If the Jacks of the world rule, whether we’re talking eggs or eggplant, then how do we avoid the mischief that our industrial food system is heir to? Better government regulation and monitoring are the answers on the lips of many policy makers and consumer advocates these days. While there is always room to improve government efficiency—ending the divide between USDA and FDA food safety oversight is one obvious choice—I’m not confident that government can protect the consumer in an age of industrial agriculture. Our faith in science, technology, and regulatory oversight can be as misplaced as our trust in mega food and farm corporations. With tremendous resources at their disposal, our industrial food players are more than able to game the system. And in what could be the ultimate irony, the biggest violators often have the deepest pockets which positions them nicely to comply, at least on paper, with ever increasing (and costly) regulatory requirements. The little guy—the small farmer, the ones who are local and whom we know and genuinely trust—could be put out of business if a one-size-fits-all approach to regulation is implemented.
Perhaps there is another fear as well, one that we feel in our hearts more than our heads, but is nevertheless suitable for the twenty-first century. As the industrial food system becomes ever more dominant and government feels the need to escalate its authority, don’t we run the risk of sacrificing even greater measures of our freedom and independence? Could the days of an all-powerful national Food Czar be far off? Holding aside the anti-government nonsense of the Tea Party, it is now possible to imagine food production being so remote and so beyond our understanding that we have no choice but to place all control and authority in the hands of a few food corporations and a board of government overseers.
A healthy antidote to this distinct set of possibilities, both in terms of food system control and human health, might come in the form of direct engagement by citizen-consumers in their food supply. For instance, there is ample room to educate ourselves about safe food handling, particularly if local school boards recognize the importance of (and fund) food education. The individual, after all, is the last and probably best line of defense against salmonella and other food-borne bacteria.
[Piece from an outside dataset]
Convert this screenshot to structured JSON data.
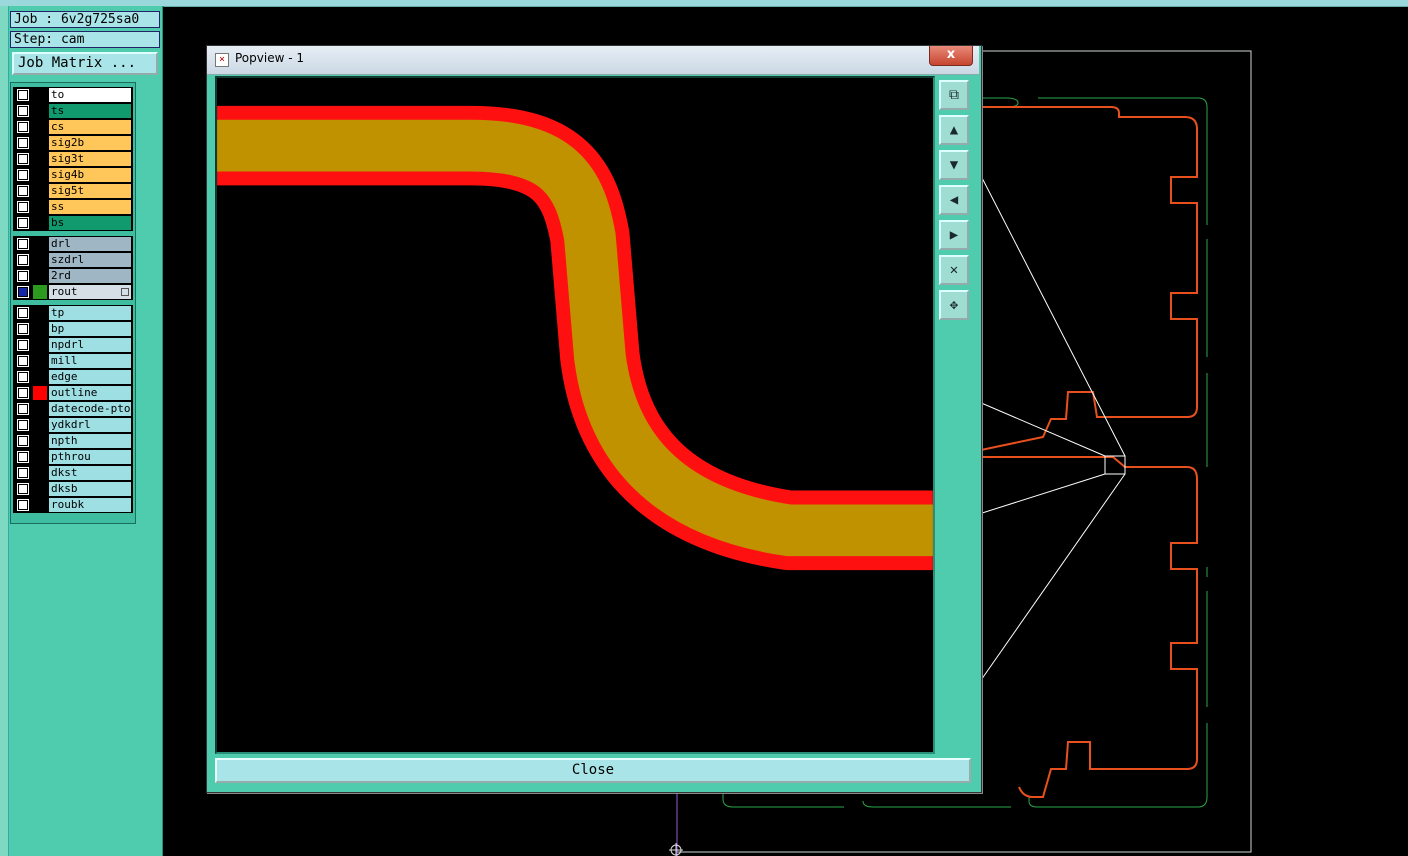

What about raising our own chickens? The backyard poultry movement may be even bigger these days than the Tea Party, and certainly more useful. A dozen hens can provide all the eggs that several neighborhood families could eat in a week and provide a lot of education and fun (a leisure pursuit, Jack?) along the way.
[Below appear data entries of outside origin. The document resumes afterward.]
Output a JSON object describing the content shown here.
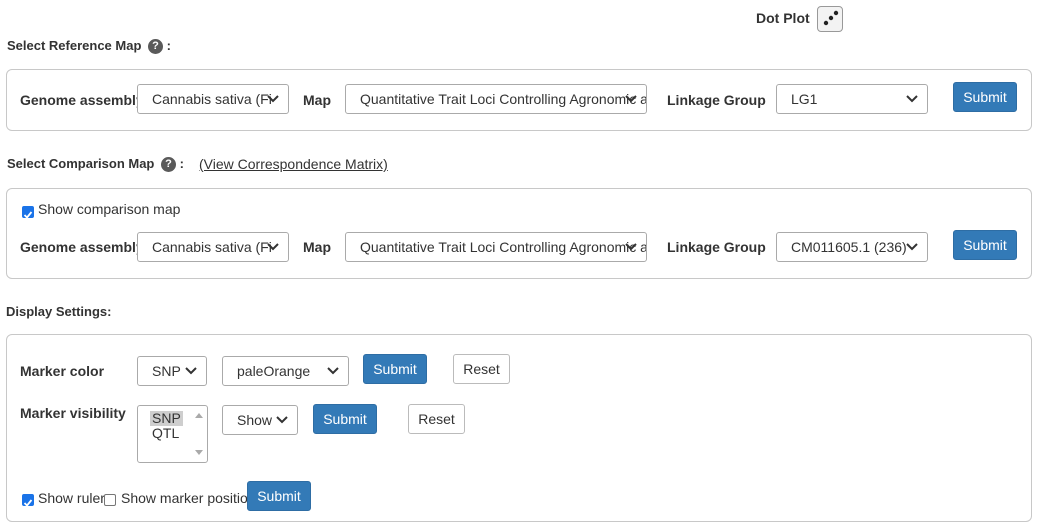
{
  "dot_plot": {
    "label": "Dot Plot"
  },
  "reference": {
    "title": "Select Reference Map",
    "colon": ":",
    "help": "?",
    "genome_label": "Genome assembly",
    "genome_value": "Cannabis sativa (Fi",
    "map_label": "Map",
    "map_value": "Quantitative Trait Loci Controlling Agronomic a",
    "lg_label": "Linkage Group",
    "lg_value": "LG1",
    "submit": "Submit"
  },
  "comparison": {
    "title": "Select Comparison Map",
    "colon": ":",
    "help": "?",
    "matrix_link": "(View Correspondence Matrix)",
    "show_label": "Show comparison map",
    "show_checked": true,
    "genome_label": "Genome assembly",
    "genome_value": "Cannabis sativa (Fi",
    "map_label": "Map",
    "map_value": "Quantitative Trait Loci Controlling Agronomic a",
    "lg_label": "Linkage Group",
    "lg_value": "CM011605.1 (236)",
    "submit": "Submit"
  },
  "display": {
    "title": "Display Settings:",
    "marker_color_label": "Marker color",
    "marker_type_value": "SNP",
    "color_value": "paleOrange",
    "color_submit": "Submit",
    "color_reset": "Reset",
    "visibility_label": "Marker visibility",
    "visibility_options": [
      "SNP",
      "QTL"
    ],
    "visibility_selected": "SNP",
    "visibility_value": "Show",
    "visibility_submit": "Submit",
    "visibility_reset": "Reset",
    "ruler_label": "Show ruler",
    "ruler_checked": true,
    "position_label": "Show marker position",
    "position_checked": false,
    "bottom_submit": "Submit"
  },
  "colors": {
    "primary": "#337ab7",
    "checkbox": "#1a73e8",
    "border": "#c8c8c8"
  }
}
And what about food democracy? Food policy councils now exist in over one hundred cities and states and are beginning to shape the direction of their local food systems. To support the backyard poultry movement, for instance, councils in places like Cleveland, Chicago, and Missoula have passed chicken ordinances that make it legal, easy, and safe to raise a few hens on city lots and in backyards.
Clean hands on sanitized cutting boards, building our own chicken coops, and bringing our voices loud and clear to city hall offer us a distinctly brighter set of possibilities than the prospect of ponderous bureaucracies locked in mortal combat with resistant food corporations. And who knows, maybe today’s clean-cut crop of college students could organize and stock the next wave of co-ops with authentically local food. The good old days may be coming back, but this time they could be even better.
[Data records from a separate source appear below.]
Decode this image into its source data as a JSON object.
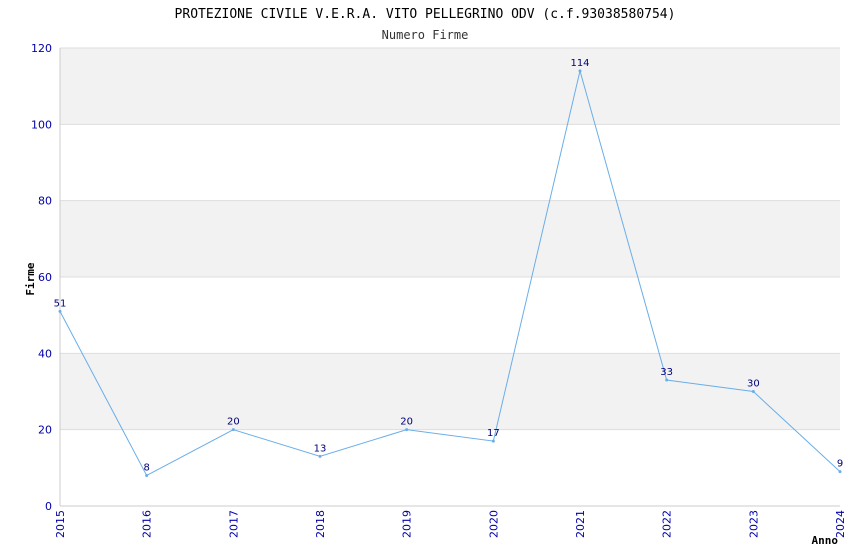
{
  "chart_data": {
    "type": "line",
    "title": "PROTEZIONE CIVILE V.E.R.A. VITO PELLEGRINO ODV (c.f.93038580754)",
    "subtitle": "Numero Firme",
    "xlabel": "Anno",
    "ylabel": "Firme",
    "categories": [
      "2015",
      "2016",
      "2017",
      "2018",
      "2019",
      "2020",
      "2021",
      "2022",
      "2023",
      "2024"
    ],
    "series": [
      {
        "values": [
          51,
          8,
          20,
          13,
          20,
          17,
          114,
          33,
          30,
          9
        ]
      }
    ],
    "data_labels": [
      "51",
      "8",
      "20",
      "13",
      "20",
      "17",
      "114",
      "33",
      "30",
      "9"
    ],
    "ylim": [
      0,
      120
    ],
    "yticks": [
      "0",
      "20",
      "40",
      "60",
      "80",
      "100",
      "120"
    ],
    "grid": true,
    "colors": {
      "line": "#6aaee8",
      "band": "#f2f2f2",
      "tick_text": "#0000aa",
      "data_label": "#000077"
    }
  }
}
Copyright 2010 Mark Winne
This post originally appeared at Beacon Broadside.